May is one of 10 million girls each year who are married before they turn 18 years old.
May is one of 10 million girls each year who are married before they turn 18 years old.
May 21, 2013

The colorful local culture and dramatic landscapes of the area are a tourist attraction, but behind this vista of beauty is the little known custom of hai pu, which translates to “pull wife”.

“I was on my way home from school. Together with three men, this boy caught me and tied me up. They carried me to the boy’s house and locked me in a small room for three days. His parents brought alcohol and money to my brother’s house. My brother accepted the price and I became the boy’s wife.”

This is the story of 12-year-old May, a member of the Hmong ethnic group from northern Vietnam’s mountainous Ha Giang province.

Her new husband, Pao, is also 12 years old and works across the border in China as a laborer.

Contradictions Across Countries

 

Although there is a general consensus around the world that a “child” is anyone under the age of 18, inconsistencies can leave girls vulnerable.

For example, in Vietnam, marriage laws require men to be at least 20 years old and women to be 18 before they can be married. Both spouses must also give free consent.

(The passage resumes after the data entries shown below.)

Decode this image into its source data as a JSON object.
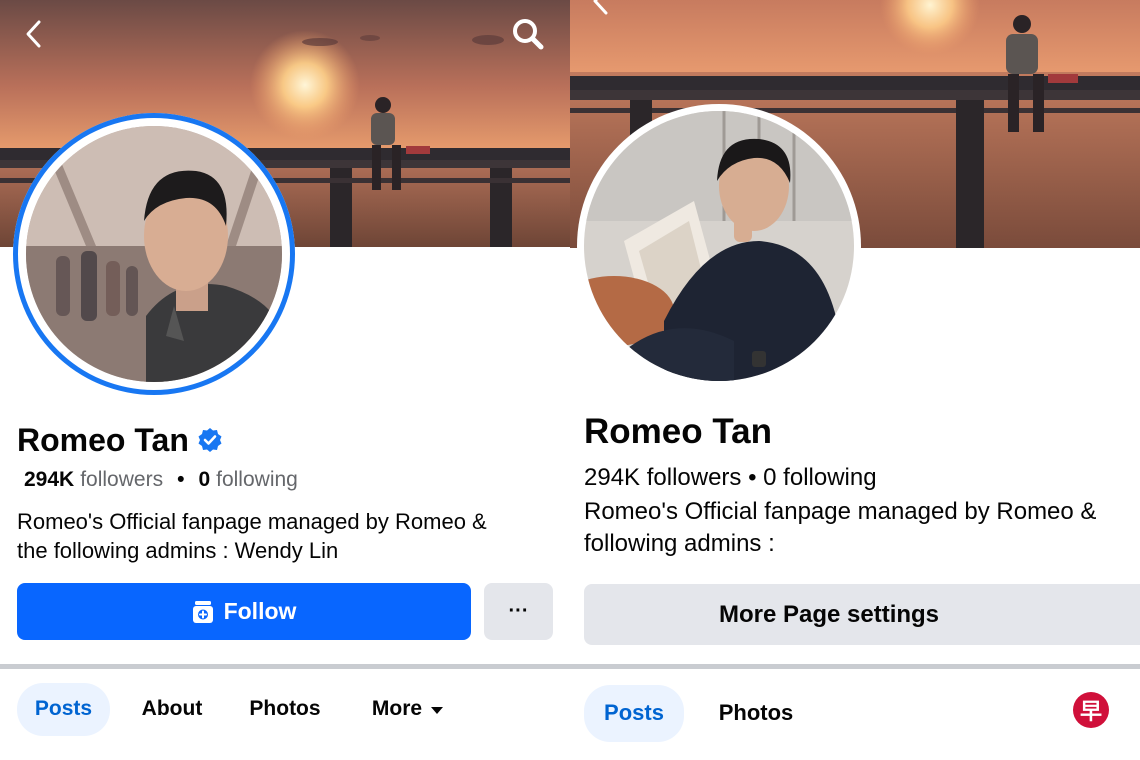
{
  "left": {
    "profile": {
      "name": "Romeo Tan",
      "followers_count": "294K",
      "followers_label": "followers",
      "following_count": "0",
      "following_label": "following",
      "separator": "•",
      "bio": "Romeo's Official fanpage managed by Romeo &\nthe following admins :  Wendy Lin"
    },
    "actions": {
      "follow_label": "Follow",
      "more_label": "···"
    },
    "tabs": [
      {
        "label": "Posts",
        "active": true
      },
      {
        "label": "About",
        "active": false
      },
      {
        "label": "Photos",
        "active": false
      },
      {
        "label": "More",
        "active": false
      }
    ]
  },
  "right": {
    "profile": {
      "name": "Romeo Tan",
      "stats_line": "294K followers • 0 following",
      "bio": "Romeo's Official fanpage managed by Romeo &\nfollowing admins :"
    },
    "actions": {
      "settings_label": "More Page settings"
    },
    "tabs": [
      {
        "label": "Posts",
        "active": true
      },
      {
        "label": "Photos",
        "active": false
      }
    ]
  },
  "watermark": {
    "label": "早"
  },
  "colors": {
    "brand_blue": "#0866ff",
    "story_ring": "#1877f2",
    "active_tab_bg": "#ebf3ff",
    "active_tab_text": "#0064d1",
    "button_gray": "#e4e6eb",
    "text_secondary": "#65676b"
  },
  "icons": {
    "back": "chevron-left-icon",
    "search": "search-icon",
    "verified": "verified-badge-icon",
    "follow": "follow-page-icon",
    "more_caret": "caret-down-icon"
  }
}
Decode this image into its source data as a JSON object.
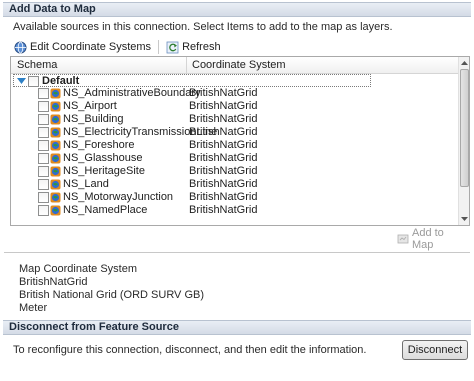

In Timor-Leste, girls can legally be married at 15 years of age, while boys can be married at the age of 18.

Despite these laws, child marriage is a common issue in Southeast Asia where between 10-24 percent of women aged 20-24 years old are married by the age of 18.

Consequences of Child Marriage

 

“I left school because I was four months pregnant,” says Isabel, a 17-year-old girl from Timor-Leste. Her daughter, Klarisa, is now seven months old and her husband, Joao, is 20 and works as a plumber. The couple married soon after Isabel fell pregnant.

Isabel dropped out of high school in Grade 10 because she “felt embarrassed” and because it’s a violation of school rules to be pregnant and enrolled as a student.

Girls and boys in Timor-Leste have limited access to family planning services, which are only available to married couples, and little knowledge of sexual education.

“Young people don’t know how to protect themselves from unwanted pregnancy,” she  says.

Child marriage is a plague in Southeast Asia, deeply rooted in poverty, gender inequality, and traditional practices. And now young women, like Isabel, are living with the consequences.

“I still want to enjoy my life and study like my other friends, but I can’t because I am a mother and have to stay at home to look after my baby,” she says.